Allen & Heath’s Irish distributor, Rea Sound, recently provided all the lighting and sound equipment for the new Metropolitan Arts Centre (MAC) in Belfast, installing iLive and iDR digital mixing systems throughout the venue.

​“iLive is a very powerful mixer with an easy to use interface. Even a technician who is new to digital can easily find their way around this console. The MAC is one of the most prestigious arts venues in Ireland with a variety of acts from across the world using its facilities. The audio consoles provide the venue with a very credible audio infrastructure that everyone visiting can use,” explains Rea Sound’s Roger McMullan.



The venue has two main spaces, the main auditorium, downstairs, and an upstairs studio. An iLive-T112 Control Surface is located in the auditorium, linked by CAT5e cabling to the iDR-48 MixRack located in a ‘mic patch’ rack. The smaller studio space uses the iLive-R72 surface linked to an iDR-16 stage box, again located in a ‘mic patch’ rack.
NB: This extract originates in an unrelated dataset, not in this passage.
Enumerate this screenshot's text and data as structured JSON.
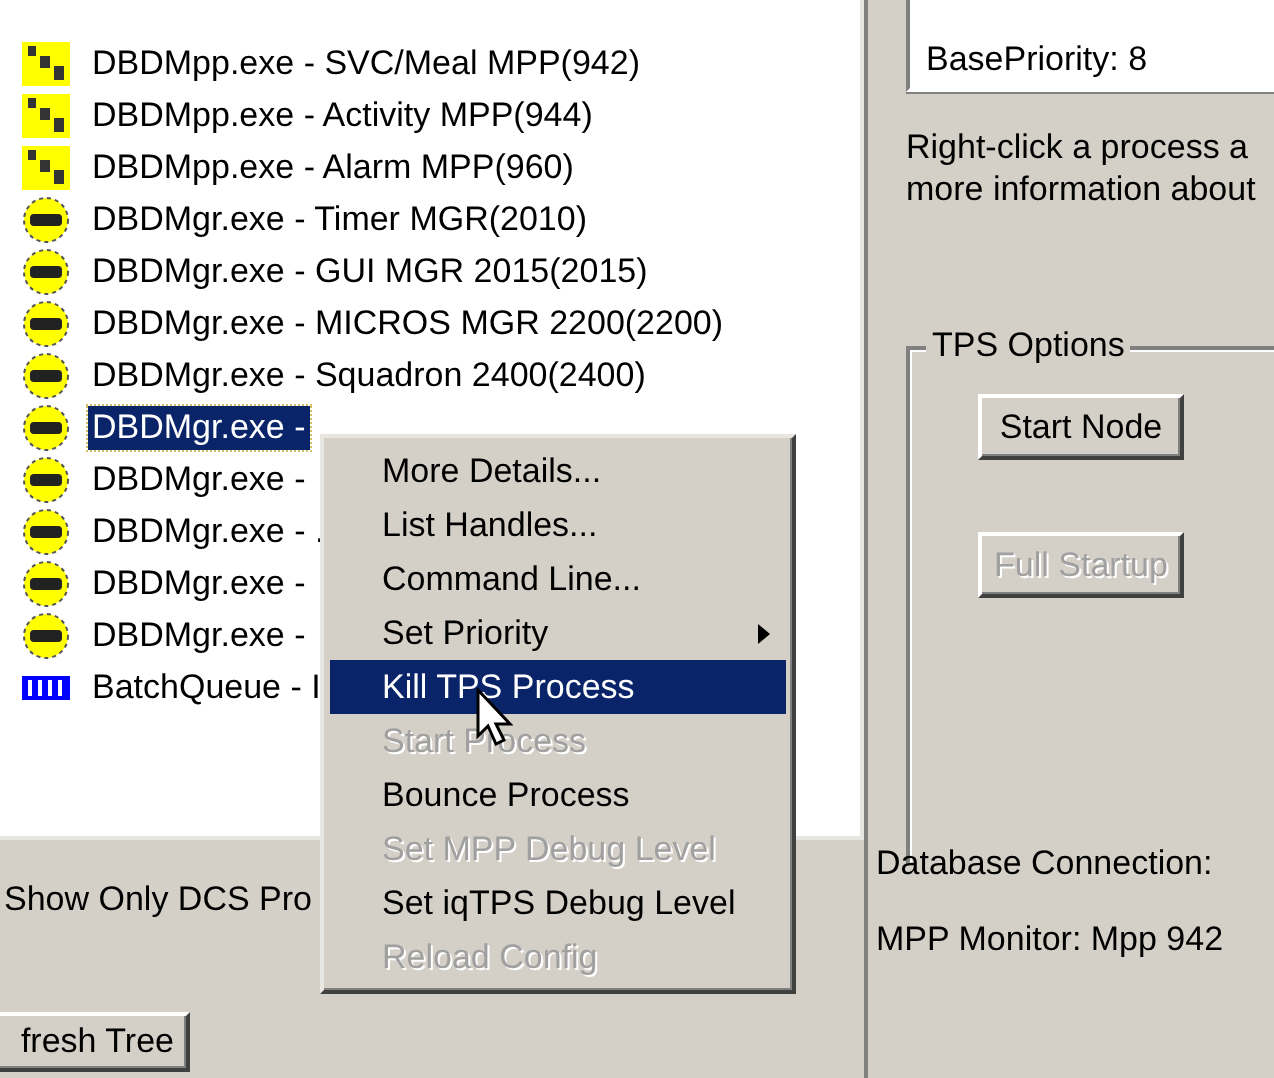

These rack units can be taken onto the stage and connected as required.

“The venue’s technical staff were impressed with the full flexibility and inter-changeability of the systems, and iLive’s ease of use and functionality, which make it the easiest console to install in a project, simply because it ticks all the boxes,” says McMullan.



Martin Audio supplied the speaker systems and amplifiers, whilst at the heart of the PA system is an Allen & Heath iDR digital matrix mixer, allowing full control on all inputs and outputs of the PA speaker channels. The iLive consoles provide fully functional digital control, accessible for new users and with preset recall facilities for house and regular visiting engineers.

Rea Sound provided a touch screen panel located in the 'mic patch' rack for the main auditorium running PL Client. This enables engineers to select pre-programmed set-ups, monitor master output levels and easily change the speaker settings to suit the room layout and/or production.

A second iDR unit provides full control of a backstage communications system, allowing for paging from three fixed positions and various stage manager stations to any of the dressing rooms, offices, dance and rehearsal rooms, and public areas across the venue. It is also possible to send audio relayed from either performance area to different zones in the building.